Lockheed L-1011

Autumn has arrived, which is indescribably exciting for us bootie lovers. I am talking about us lovers of women’s fall boots, of course. Boots for fall are glorious for many reasons. Firstly, they come in so many different styles, textures, leg heights, heel heights, and colours, making them a great statement, accent or accessory. Secondly, boots can protect you in all different types of weather. Thirdly, you can wear a nice pair of boots to the office, then throw on jeans and wear them to the bar. Also, boots can be unbelievably comfortable; plus flat shoes just don’t look as good with leggings as a chic pair of boots do (let’s be honest here).

Before 1000 B.C.E., boots were worn by different cultures as three-pieces (leggings, shoe, and sole). In East Asia, nomads made ankle boots of soft leather, brought to China and India by Mongol invaders in 1200-1500 A.D. Alaskan natives wore boots made of seal and caribou to keep their feet dry and warm in the harsh winters. In 17th-century Europe, Hessian boots became popular with military men and equestrians. Similar boots were worn a century later by soldiers in the American revolutionary war, which went on to influence cowboy boots. Throughout the 19th- and 20th-century, rising hemlines prompted designs of ankle-boots and calf-boots for men and women. In the early Victorian era, laced thigh-high boots became popular with affluent, fashionable women. However, by the turn of the century, these boots had been adopted by prostitutes hoping to attract clientele with foot-fetishes or looking for a dominatrix. In 1913, Denise Poiret, wife of Paul Poiret, wore wrinkled Moroccan knee-length boots multiple times in Europe, sparking controversy. Although older generations revolted, the New York Times declared these as “Russian Boots”, and as socially acceptable footwear to cover ankles and calves. These boots proved popular, and were commonly decorated with embellishments or fur and worn with knee-length skirts. However, the wellington boot overtook the Russian boot in popularity for its practicality.

Eventually, people looked down and realized that their boots were ugly, so they paved roads and invented motorcars, making plain wellington boots overly restrictive and unnecessarily uncomfortable. Some styles of ankle boots tried to poke their way into fashion to no avail. In 1953, Hebert Levine, under the direction of Beth Levine, released white kidskin calf-length boots to poor sales. However, Levine continued to push boots in her designs, famously arguing that boots, like shoes, are fashionable and for daily use, not just for poor weather. In 1962, Balenciaga released boots with their fall line. The next year, Yves Saint Laurent released thigh-high alligator boots with their couture line, and in 1963, Vogue proclaimed boots to be the fashion staple of the moment. Some viewed boot fashions as a way for women to express historically-male strength and power while embracing and showcasing their own sexuality.
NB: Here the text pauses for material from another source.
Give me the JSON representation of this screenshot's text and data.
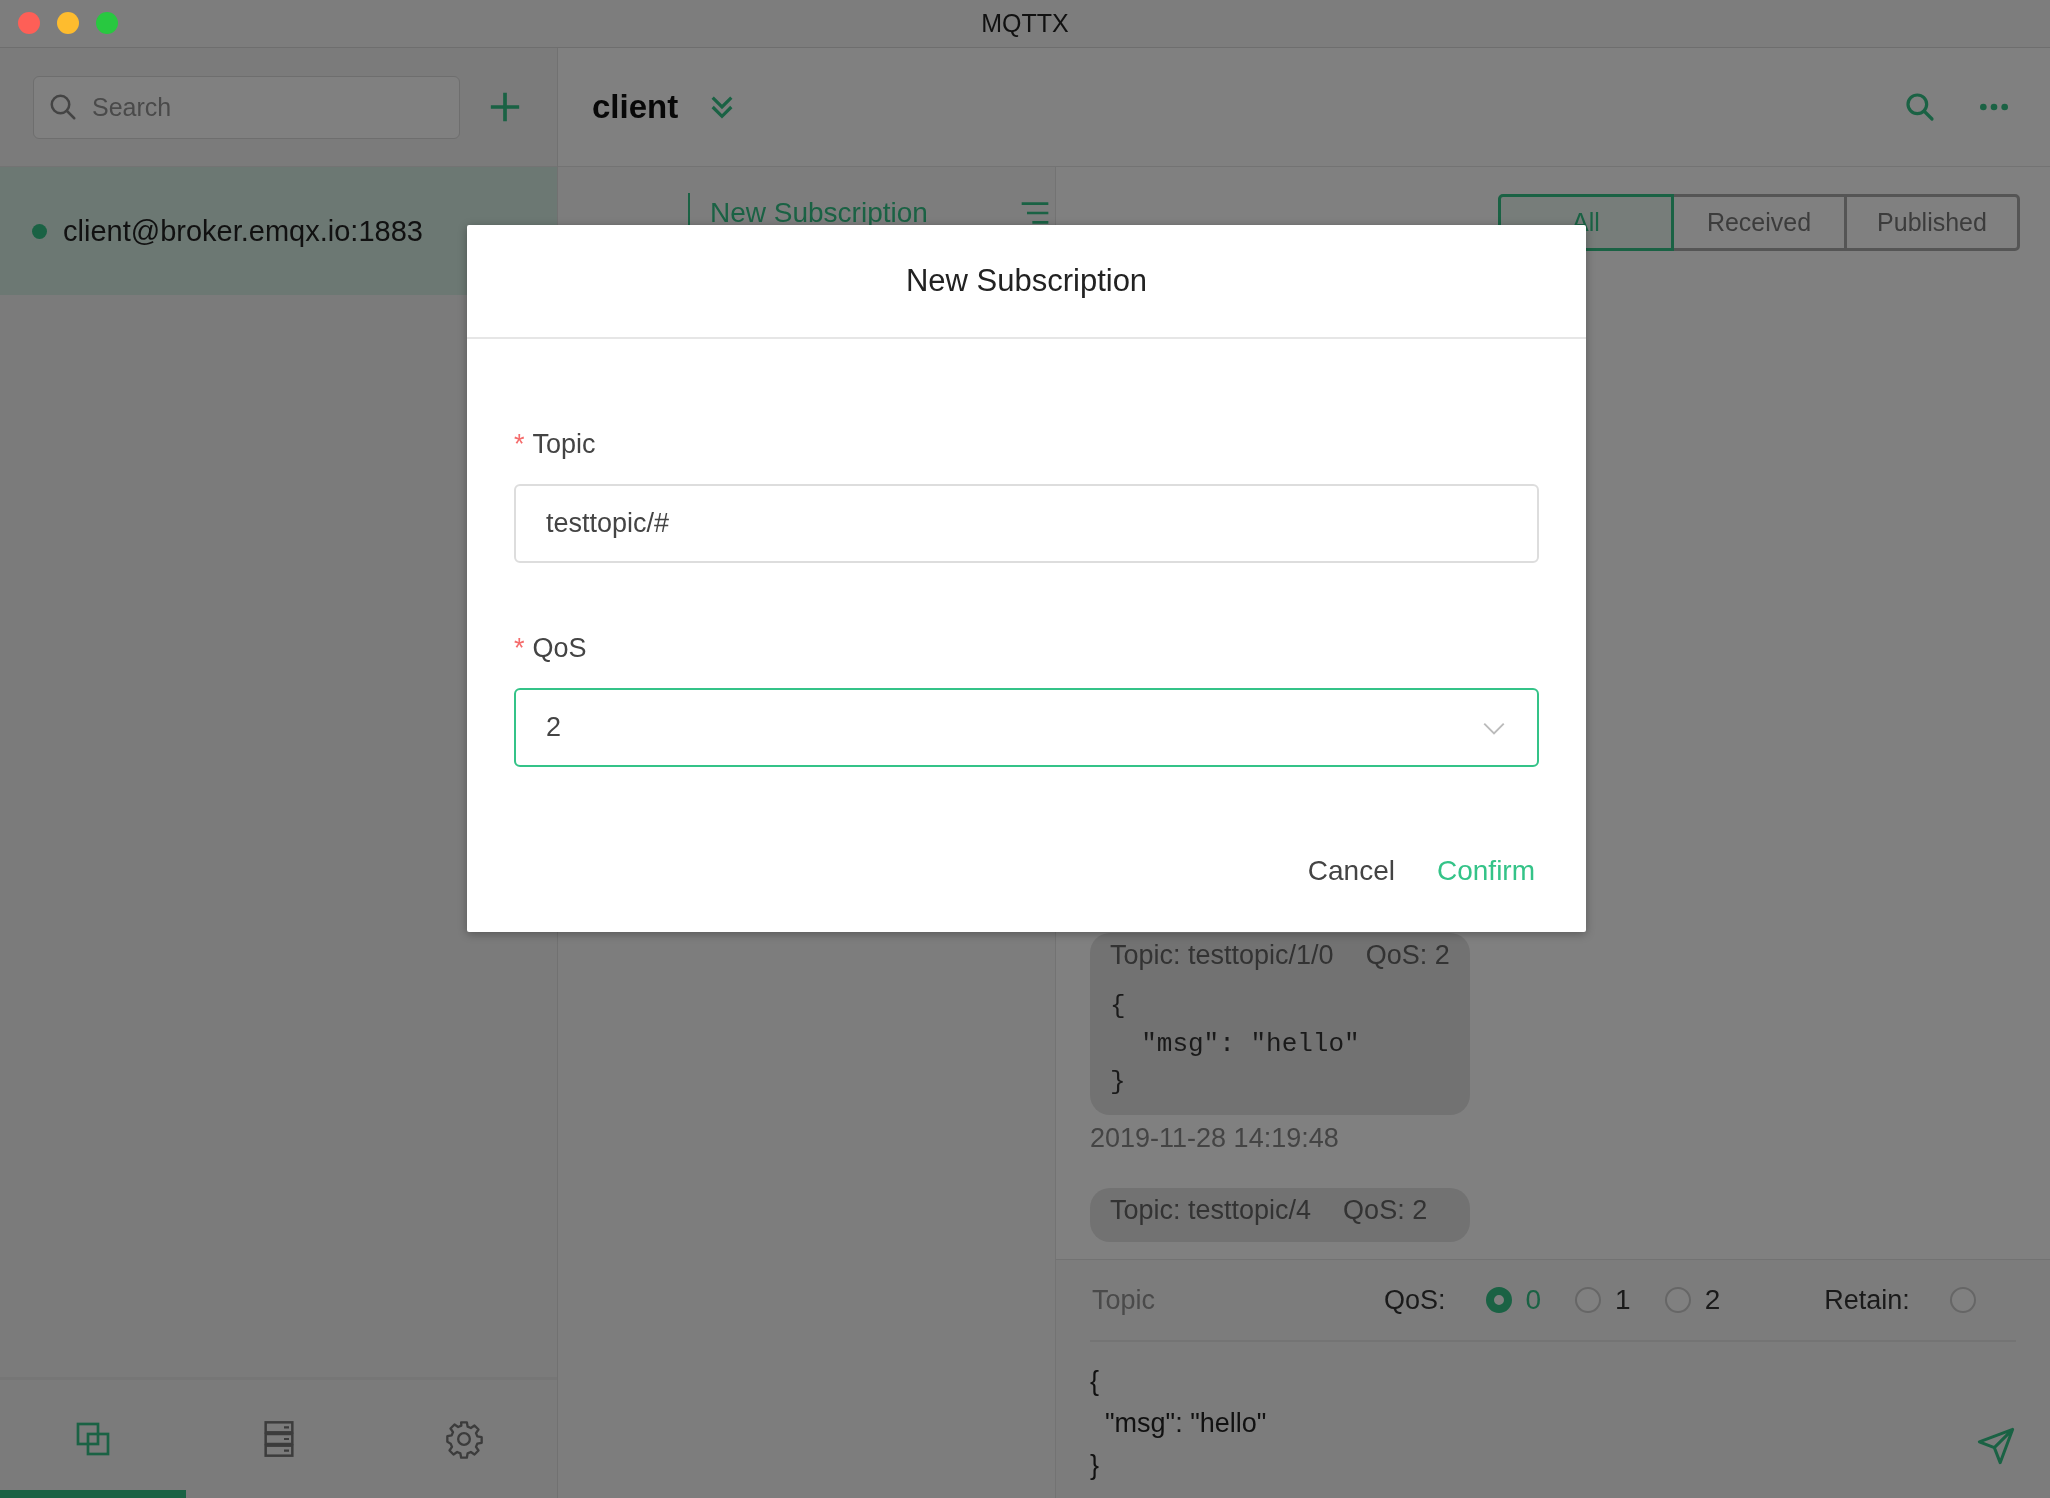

As the 60s progressed, fashion took a futuristic turn. Boots became experimental, coming in bright colours and different materials (such as PVC). Contrary to popular belief, go-go boots weren’t fully accepted as mainstream fashion until the 1970s. In the 70s, boots were seen as unnecessary and a teen accessory (the modern equivalent would probably be something that says “swag” or “yolo”, see Miley Cyrus’s latest music video for further reference).  By the late 1970s, boots had become a staple, accumulating 20% of shoe sales in 1977. The 1980s saw flat-heeled boots and riding boots become popular fashion. In 1990, Karl Lagerfeld designed satin thigh-high boots for Chanel, and Vogue dubbed 1993 the “Year of the Boot”. In 1995, Versace released tight, high-calf boots with a spiked heel, becoming the basis for the boot trend for the next decade.

Fall 2013 runways saw flats overtake heels. An innovative look found on many runways were cut-out boots (like these from Giuseppe-Zanotti). Multi-tone boots (like the BCBG over-the-knee boots and Creature of Comfort’s cap-toe booties) are also popping up everywhere. Animal print and fur were also prowling fashion runways for fall. Menswear, military and motorcycle continue from last season and last fall to be staples this fall. Check out some of these boots for inspiration:

Manly | Classic | Meow! | Peep | Moto | Hairy | Modern | Cut It Out | Two-Tone

Before you go shopping for your new fall boots, consider how many you’re going to own. Many people only want/need one pair, so a neutral, transitional boot is the way to go for them. I, however, find owning a pair in every fall colour and every heel height/style is more appropriate for me (I own seven pairs of fall boots). Whatever works for you! Just please, for the love of Anna Wintour, no Uggs.

 

This piece was written by Rebecca MacDonald, Fashion Columnist at Rhetoric Magazine. Come back for more every Thursday!